>> What is the maximum number of mappings supported by your NAPT device?
>> Some residential-class NATs have a limit of 1024 mappings.
> 
> My NAPT device seemingly can use upto 64K ports. :)
> 
> Cheers,
> Rajiv
> 
> 
>> -----Original Message-----
>> From: Dan Wing (dwing)
>> Sent: Thursday, June 06, 2013 11:43 AM
>> To: Rajiv Asati (rajiva)
>> Cc: v6ops@ietf.org; Softwires-wg list (softwires@ietf.org);
>> behave@ietf.org; Erik Kline (ek@google.com)
>> Subject: Re: [BEHAVE] Home NAPT44 - How many ports?
>> 
>> 
>> On Jun 5, 2013, at 6:14 AM, Rajiv Asati (rajiva) <rajiva@cisco.com> wrote:
>> 
>>> Some of you may recall our discussion (during the last IETF) around "how
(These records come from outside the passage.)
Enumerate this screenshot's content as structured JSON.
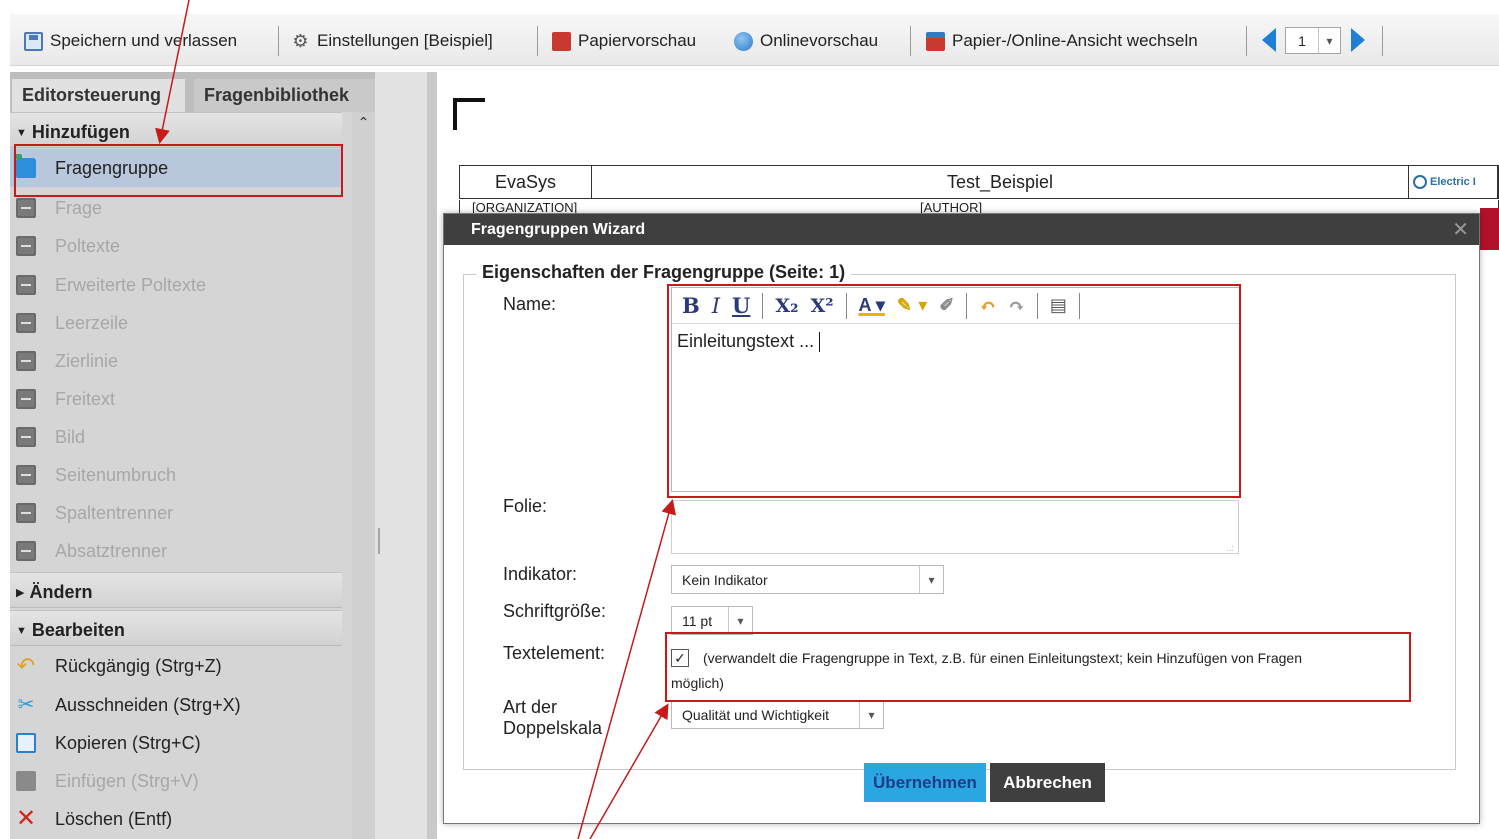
{
  "toolbar": {
    "save_label": "Speichern und verlassen",
    "settings_label": "Einstellungen [Beispiel]",
    "paper_preview_label": "Papiervorschau",
    "online_preview_label": "Onlinevorschau",
    "switch_view_label": "Papier-/Online-Ansicht wechseln",
    "page_value": "1",
    "icons": [
      "save-icon",
      "settings-gear-icon",
      "pdf-icon",
      "globe-icon",
      "pdf-switch-icon",
      "arrow-left-icon",
      "arrow-right-icon"
    ]
  },
  "left_panel": {
    "tabs": [
      {
        "label": "Editorsteuerung"
      },
      {
        "label": "Fragenbibliothek"
      }
    ],
    "sections": {
      "add": "Hinzufügen",
      "change": "Ändern",
      "edit": "Bearbeiten"
    },
    "add_items": [
      {
        "label": "Fragengruppe",
        "enabled": true,
        "selected": true
      },
      {
        "label": "Frage",
        "enabled": false
      },
      {
        "label": "Poltexte",
        "enabled": false
      },
      {
        "label": "Erweiterte Poltexte",
        "enabled": false
      },
      {
        "label": "Leerzeile",
        "enabled": false
      },
      {
        "label": "Zierlinie",
        "enabled": false
      },
      {
        "label": "Freitext",
        "enabled": false
      },
      {
        "label": "Bild",
        "enabled": false
      },
      {
        "label": "Seitenumbruch",
        "enabled": false
      },
      {
        "label": "Spaltentrenner",
        "enabled": false
      },
      {
        "label": "Absatztrenner",
        "enabled": false
      }
    ],
    "edit_items": [
      {
        "label": "Rückgängig (Strg+Z)",
        "enabled": true
      },
      {
        "label": "Ausschneiden (Strg+X)",
        "enabled": true
      },
      {
        "label": "Kopieren (Strg+C)",
        "enabled": true
      },
      {
        "label": "Einfügen (Strg+V)",
        "enabled": false
      },
      {
        "label": "Löschen (Entf)",
        "enabled": true
      }
    ]
  },
  "document": {
    "header": {
      "organization": "EvaSys",
      "title": "Test_Beispiel",
      "logo_text": "Electric I"
    },
    "subheader": {
      "organization": "[ORGANIZATION]",
      "author": "[AUTHOR]"
    }
  },
  "wizard": {
    "title": "Fragengruppen Wizard",
    "close_glyph": "✕",
    "legend": "Eigenschaften der Fragengruppe (Seite: 1)",
    "labels": {
      "name": "Name:",
      "folie": "Folie:",
      "indikator": "Indikator:",
      "font_size": "Schriftgröße:",
      "text_element": "Textelement:",
      "dual_scale_line1": "Art der",
      "dual_scale_line2": "Doppelskala"
    },
    "name_value": "Einleitungstext ...",
    "indikator_value": "Kein Indikator",
    "font_size_value": "11 pt",
    "text_element_checked": true,
    "text_element_hint_line1": "(verwandelt die Fragengruppe in Text, z.B. für einen Einleitungstext; kein Hinzufügen von Fragen",
    "text_element_hint_line2": "möglich)",
    "dual_scale_value": "Qualität und Wichtigkeit",
    "apply_label": "Übernehmen",
    "cancel_label": "Abbrechen",
    "editor_toolbar": {
      "bold": "B",
      "italic": "I",
      "underline": "U",
      "subscript": "X₂",
      "superscript": "X²"
    }
  },
  "colors": {
    "annotation": "#c71a1a",
    "apply_button": "#2aa7e0",
    "cancel_button": "#3f3f3f",
    "selected_item": "#b9c7dc"
  }
}
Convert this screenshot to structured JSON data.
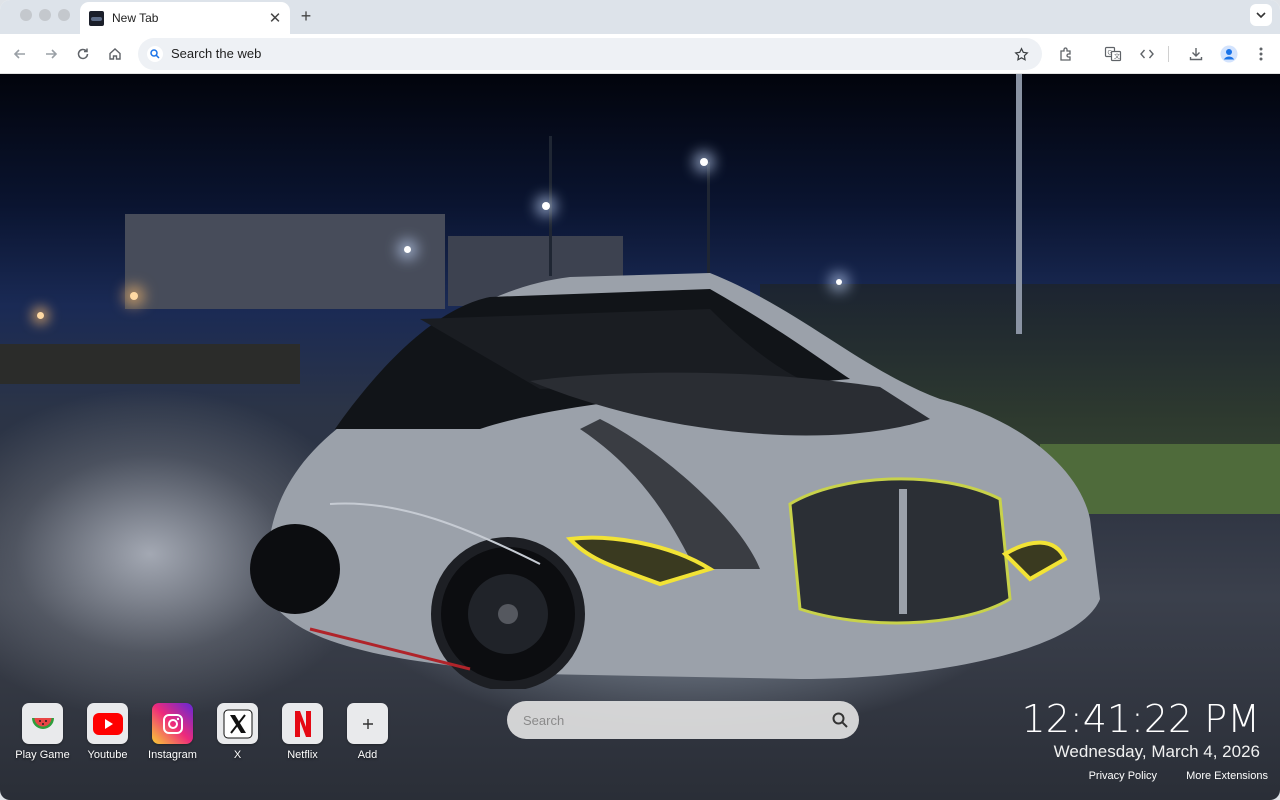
{
  "browser": {
    "tab_title": "New Tab",
    "omnibox_placeholder": "Search the web"
  },
  "shortcuts": [
    {
      "label": "Play Game",
      "icon": "watermelon-icon"
    },
    {
      "label": "Youtube",
      "icon": "youtube-icon"
    },
    {
      "label": "Instagram",
      "icon": "instagram-icon"
    },
    {
      "label": "X",
      "icon": "x-icon"
    },
    {
      "label": "Netflix",
      "icon": "netflix-icon"
    },
    {
      "label": "Add",
      "icon": "plus-icon"
    }
  ],
  "search": {
    "placeholder": "Search"
  },
  "clock": {
    "time": "12:41:22 PM",
    "date": "Wednesday, March 4, 2026"
  },
  "footer_links": {
    "privacy": "Privacy Policy",
    "extensions": "More Extensions"
  },
  "colors": {
    "accent_red": "#e50914",
    "youtube_red": "#ff0000",
    "tab_strip": "#dde3ea"
  }
}
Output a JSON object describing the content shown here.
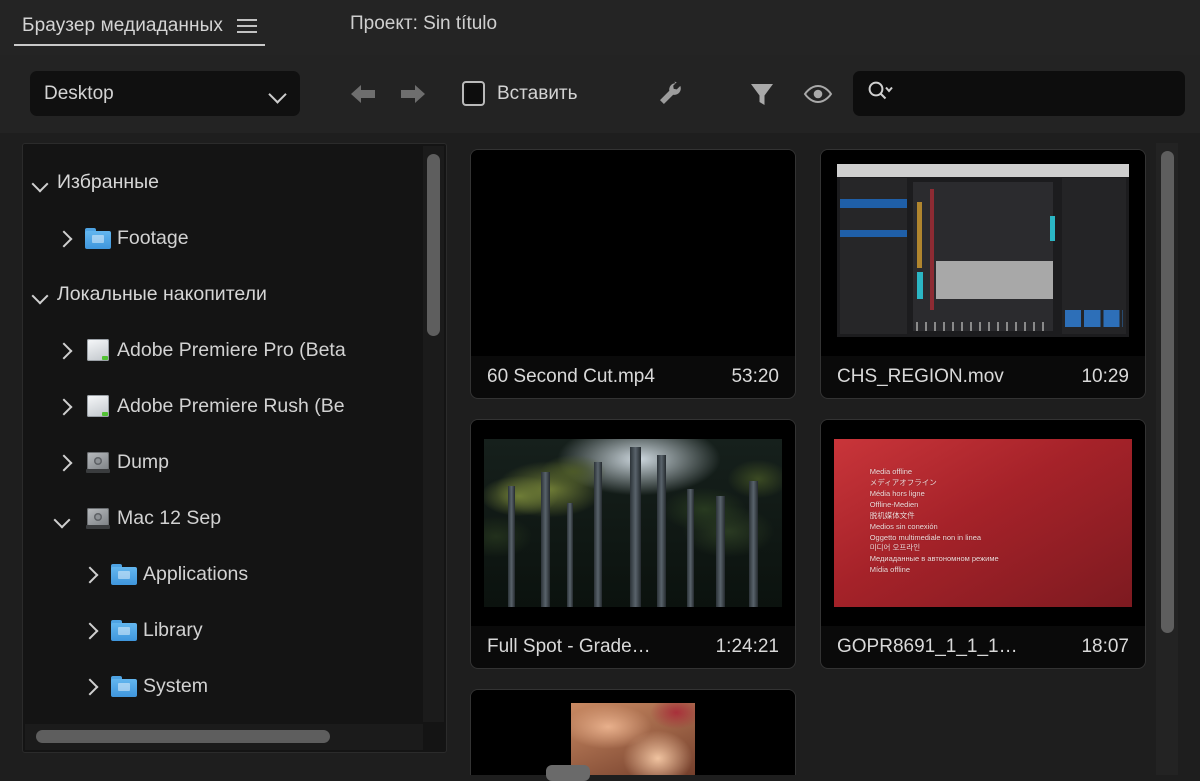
{
  "panel": {
    "tab_label": "Браузер медиаданных",
    "menu_icon": "hamburger-icon",
    "project_title": "Проект: Sin título"
  },
  "toolbar": {
    "location_value": "Desktop",
    "location_chevron_icon": "chevron-down-icon",
    "back_icon": "arrow-left-icon",
    "forward_icon": "arrow-right-icon",
    "insert_label": "Вставить",
    "insert_icon": "insert-square-icon",
    "wrench_icon": "wrench-icon",
    "filter_icon": "filter-funnel-icon",
    "eye_icon": "eye-icon",
    "search_icon": "search-icon",
    "search_value": "",
    "search_placeholder": ""
  },
  "sidebar": {
    "items": [
      {
        "label": "Избранные",
        "icon": "none",
        "twisty": "open",
        "indent": 0
      },
      {
        "label": "Footage",
        "icon": "folder-blue",
        "twisty": "closed",
        "indent": 1
      },
      {
        "label": "Локальные накопители",
        "icon": "none",
        "twisty": "open",
        "indent": 0
      },
      {
        "label": "Adobe Premiere Pro (Beta",
        "icon": "drive-external",
        "twisty": "closed",
        "indent": 1
      },
      {
        "label": "Adobe Premiere Rush (Be",
        "icon": "drive-external",
        "twisty": "closed",
        "indent": 1
      },
      {
        "label": "Dump",
        "icon": "hard-disk",
        "twisty": "closed",
        "indent": 1
      },
      {
        "label": "Mac 12 Sep",
        "icon": "hard-disk",
        "twisty": "open",
        "indent": 1
      },
      {
        "label": "Applications",
        "icon": "folder-blue",
        "twisty": "closed",
        "indent": 2
      },
      {
        "label": "Library",
        "icon": "folder-blue",
        "twisty": "closed",
        "indent": 2
      },
      {
        "label": "System",
        "icon": "folder-blue",
        "twisty": "closed",
        "indent": 2
      }
    ]
  },
  "grid": {
    "items": [
      {
        "name": "60 Second Cut.mp4",
        "duration": "53:20",
        "pic": "black"
      },
      {
        "name": "CHS_REGION.mov",
        "duration": "10:29",
        "pic": "app-screenshot"
      },
      {
        "name": "Full Spot - Grade…",
        "duration": "1:24:21",
        "pic": "forest"
      },
      {
        "name": "GOPR8691_1_1_1…",
        "duration": "18:07",
        "pic": "media-offline"
      }
    ],
    "offline_card_lines": [
      "Media offline",
      "メディアオフライン",
      "Média hors ligne",
      "Offline-Medien",
      "脱机媒体文件",
      "Medios sin conexión",
      "Oggetto multimediale non in linea",
      "미디어 오프라인",
      "Медиаданные в автономном режиме",
      "Mídia offline"
    ]
  },
  "colors": {
    "app_background": "#1e1e1e",
    "panel_background": "#141414",
    "accent_folder": "#4ea3e3",
    "tab_underline": "#c9c9c9",
    "scrollbar_thumb": "#5e5e5e",
    "offline_red": "#a52229",
    "drive_led_green": "#52c234"
  }
}
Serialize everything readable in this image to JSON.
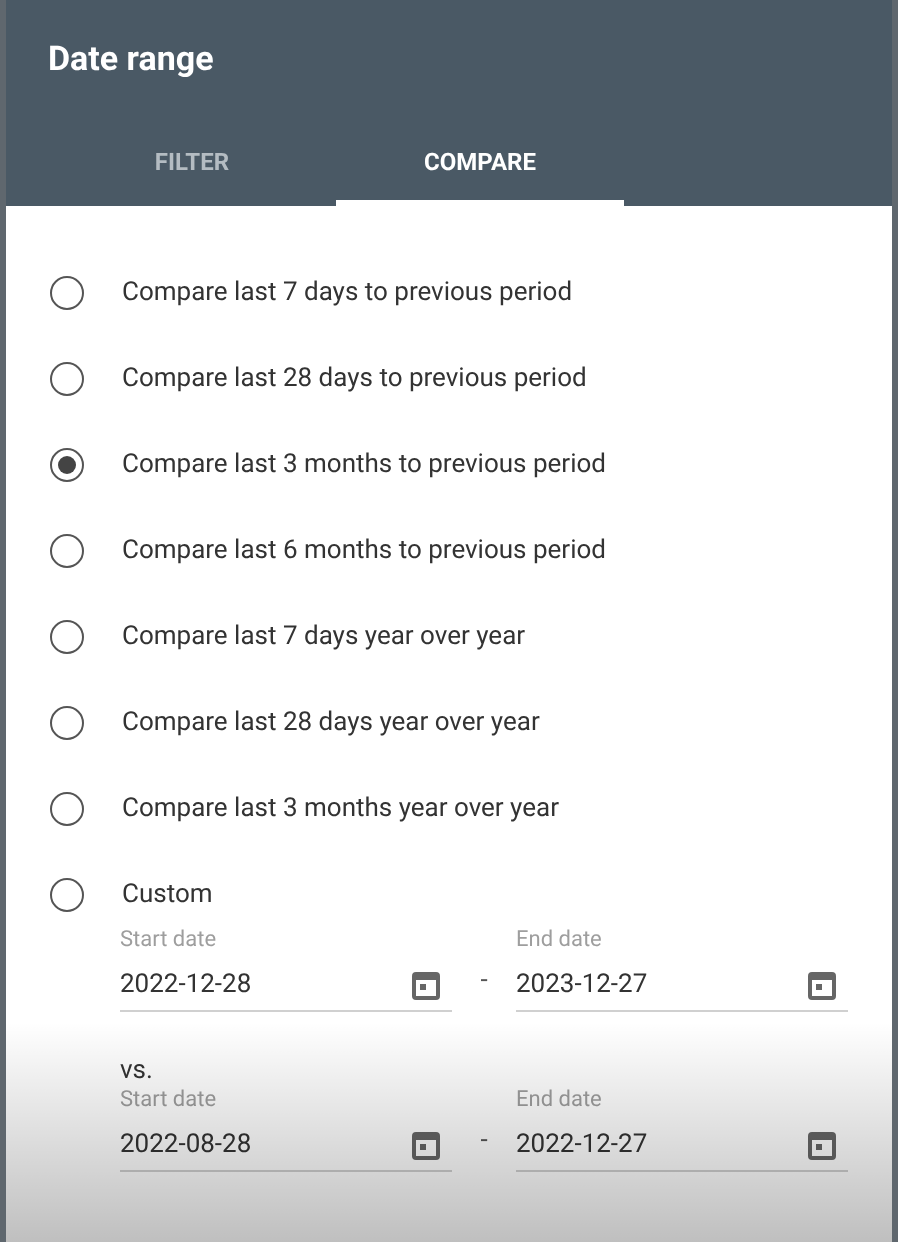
{
  "dialog": {
    "title": "Date range"
  },
  "tabs": [
    {
      "label": "FILTER",
      "selected": false
    },
    {
      "label": "COMPARE",
      "selected": true
    }
  ],
  "options": [
    {
      "label": "Compare last 7 days to previous period",
      "selected": false
    },
    {
      "label": "Compare last 28 days to previous period",
      "selected": false
    },
    {
      "label": "Compare last 3 months to previous period",
      "selected": true
    },
    {
      "label": "Compare last 6 months to previous period",
      "selected": false
    },
    {
      "label": "Compare last 7 days year over year",
      "selected": false
    },
    {
      "label": "Compare last 28 days year over year",
      "selected": false
    },
    {
      "label": "Compare last 3 months year over year",
      "selected": false
    },
    {
      "label": "Custom",
      "selected": false
    }
  ],
  "custom": {
    "ranges": [
      {
        "start_label": "Start date",
        "start": "2022-12-28",
        "separator": "-",
        "end_label": "End date",
        "end": "2023-12-27"
      },
      {
        "start_label": "Start date",
        "start": "2022-08-28",
        "separator": "-",
        "end_label": "End date",
        "end": "2022-12-27"
      }
    ],
    "vs_label": "vs."
  }
}
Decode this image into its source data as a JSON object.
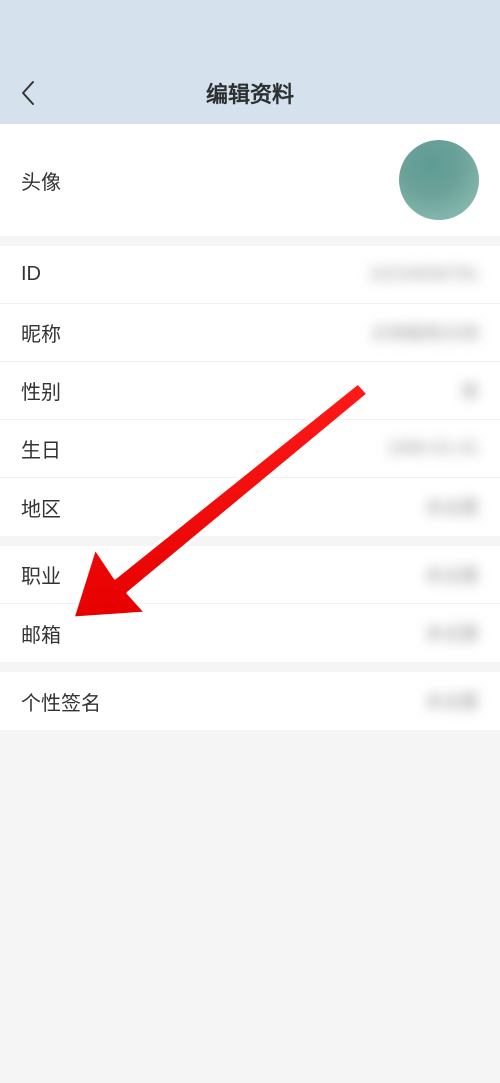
{
  "header": {
    "title": "编辑资料"
  },
  "avatar": {
    "label": "头像"
  },
  "group1": [
    {
      "label": "ID",
      "value": "10234056781"
    },
    {
      "label": "昵称",
      "value": "示例昵称示例"
    },
    {
      "label": "性别",
      "value": "男"
    },
    {
      "label": "生日",
      "value": "1990-01-01"
    },
    {
      "label": "地区",
      "value": "未设置"
    }
  ],
  "group2": [
    {
      "label": "职业",
      "value": "未设置"
    },
    {
      "label": "邮箱",
      "value": "未设置"
    }
  ],
  "group3": [
    {
      "label": "个性签名",
      "value": "未设置"
    }
  ]
}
>> many TCP/UDP ports are enough with NAPT44" per home, as ISPs move into
>> A+P paradigm. ~500, ~1000, ~3000???
>>> 
>>> Well, I started monitoring my home router and plotting the NAPT44 port
>> utilization on a minute-by-minute basis. You may find it here -
>> http://www.employees.org/~rajiva
>>> 
>>> In short, port range of 500 seems ok, though 1000 would be more than
>> enough for my home.
>> 
>> I see several spikes in your data over 500 ports.  During those times,
>> applications would be unable to function (unable to get a port).  April 29/30
>> is a long time where that occurs very visibly, but there are shorter spikes
>> elsewhere such as on April 17 and April 18.  If you had only 500 ports on
>> those days, creating a new TCP mapping would have been impossible,
>> impacting ability to send or receive email, order books from Amazon.com,
>> and so on.  I am surprised you conclude that "500 seems ok" when such a
>> limit would interfere with your network use on those days.
>> 
>> What is the maximum number of mappings supported by your NAPT device?
>> Some residential-class NATs have a limit of 1024 mappings.
>> 
>> -d
>> 
>>> Suffice to say, this is just a sample representation, since the port
>> utilization would vary home to home, based on number of active devices,
>> type of applications, the degree of simultaneous device or application
>> usage etc.
>>> 
>>> If any of you are doing similar monitoring, then please share.
>>> 
>>> Cheers,
>>> Rajiv
>>> 
>>> PS: Thanks to Erik Kline, who explained (with sufficient details) how to use
>> google charting for my data. And thanks to Xun Wang & Shaoshuai Dai for
>> helping me out significantly.
>>> 
>>> PS: My home has 3-4 active devices.
>>> _______________________________________________
>>> Behave mailing list
>>> Behave@ietf.org
>>> https://www.ietf.org/mailman/listinfo/behave
> 
> _______________________________________________
> v6ops mailing list
> v6ops@ietf.org
> https://www.ietf.org/mailman/listinfo/v6ops